AB 323 becomes law; newspapers win time, not a victory over the forces of change

By Charles Ford Champion II
President and Chief Executive Officer
California News Publishers Association

With AB 323 becoming law this week, there are many people to thank for helping to get an industry-saving piece of legislation over the finish line. The CNPA team and the members of the AB 5 Working Group were instrumental in the success. So were the many CNPA members who stepped up to deliver support the old-fashioned way with editorials and phone calls to legislators. It was grand effort, a must-win for the industry.

But let’s be clear. This wasn’t a victory over the forces that plague our industry.

The bill does not erase the digital challenge to our traditional print business models. It does not exempt us from the effects of AB 5. It will not overcome declining ad revenue. Those challenges remain.

The reality is that a year from now, barring an unlikely change in the political environment, the state’s news publishing industry could face the same kind of existential threat it endured this year.

So, what did we “win?” The answer is time. 

Time to adjust to readers that increasingly rely on digital sources for news. Time to rethink delivery models and reshape the expectations of traditional news consumers. Time to develop subscription and other revenue schemes that advance journalism and a free press. 

The struggle of the past six months accelerated the arrival of an inflection point for the industry, the one where change is inevitable, and growth is optional. The transformation it entails has been slow to evolve in many – perhaps too many – cases. But now the pace has to pick up.

For its part, CNPA is going to point its sails into the winds of change and engage to the fullest in programs and alliances that go beyond survival and reach for prosperity. We have readers on our side. Almost every survey shows that their reliance on local news sources has grown in this year of uncertainty. We are their most trusted resource.

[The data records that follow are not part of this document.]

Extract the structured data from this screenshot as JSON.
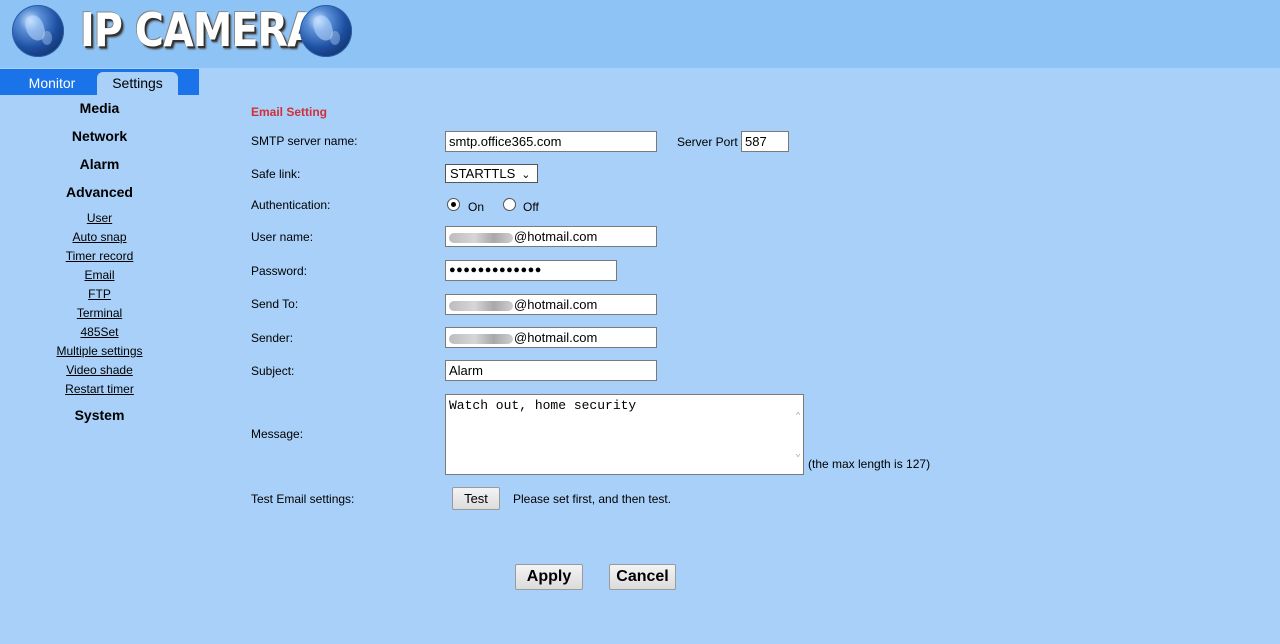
{
  "header": {
    "title": "IP CAMERA"
  },
  "tabs": {
    "monitor": "Monitor",
    "settings": "Settings"
  },
  "nav": {
    "media": "Media",
    "network": "Network",
    "alarm": "Alarm",
    "advanced": "Advanced",
    "advanced_items": [
      "User",
      "Auto snap",
      "Timer record",
      "Email",
      "FTP",
      "Terminal",
      "485Set",
      "Multiple settings",
      "Video shade",
      "Restart timer"
    ],
    "system": "System"
  },
  "email": {
    "section_title": "Email Setting",
    "smtp_label": "SMTP server name:",
    "smtp_value": "smtp.office365.com",
    "port_label": "Server Port",
    "port_value": "587",
    "safe_link_label": "Safe link:",
    "safe_link_value": "STARTTLS",
    "auth_label": "Authentication:",
    "auth_on": "On",
    "auth_off": "Off",
    "username_label": "User name:",
    "username_suffix": "@hotmail.com",
    "password_label": "Password:",
    "password_value": "●●●●●●●●●●●●●",
    "sendto_label": "Send To:",
    "sendto_suffix": "@hotmail.com",
    "sender_label": "Sender:",
    "sender_suffix": "@hotmail.com",
    "subject_label": "Subject:",
    "subject_value": "Alarm",
    "message_label": "Message:",
    "message_value": "Watch out, home security",
    "max_length_note": "(the max length is 127)",
    "test_label": "Test Email settings:",
    "test_button": "Test",
    "test_hint": "Please set first, and then test.",
    "apply_button": "Apply",
    "cancel_button": "Cancel"
  }
}
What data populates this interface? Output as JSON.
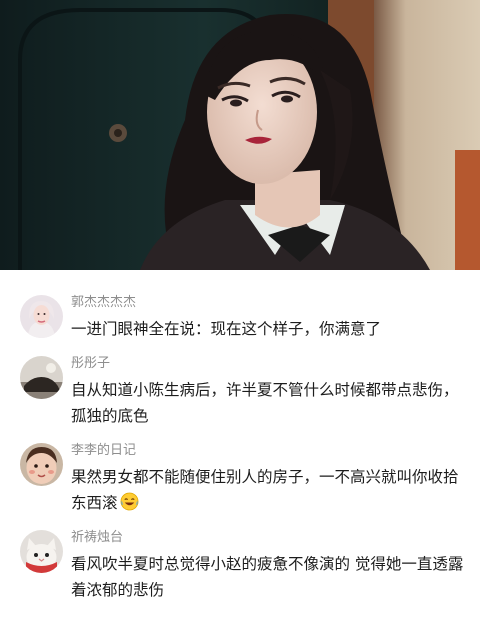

We have their attention, too. Readership and subscriptions are on the rise. Ask almost any civic-minded resident of the communities that we serve, and they will exalt the necessity of our news reporting and editorial services.

Where we have to go to work is to establish a value proposition for those services that is big enough to support the cost of delivering them. It is a delicate balancing act. For at its heart, journalism is as much a public service as it is a commercial product. 

As one researcher put it at the 2019 World Economic Forum:

“Print and online newspapers are the guardians of democracy and the rule of law. They provide information to citizens, mobilize groups around issues, and serve as a watchdog against wrongdoings or excesses of power. 

“The current jumble of available information does not belittle the value of newspapers – quite the contrary. In fact, researchers have established a link between the decline of local news and reduced citizen engagement in politics.”

So, for CNPA going forward, the question is not whether newspapers will survive in California. It is rather what form survival will take. Local content will be key, but so will connectiveness, i.e., how we relate to our audiences and how well we commercialize based on geography and proximate common interests.

The paper may only get delivered three or four times a week, or maybe only on Sundays. There may not be as many pages and the print edition may become a driver for online engagement. We may be event and conference providers, or even original content streamers. Our digital presentations – full of context and feature journalism – will grow as the lines between print, audio and video news blur, even vanish.

But make no mistake. Newspaper-style journalism will prevail because we will have adapted to the mediums for delivering the stories our readers need to know.

And that is what we have won with the enactment of AB 323. 

A chance to sustain and enhance the value proposition for the business of journalism so that we can continue to do the job of a free press in a free society.

More to come.

Charles Ford Champion II
President and Chief Executive Officer
California News Publishers Association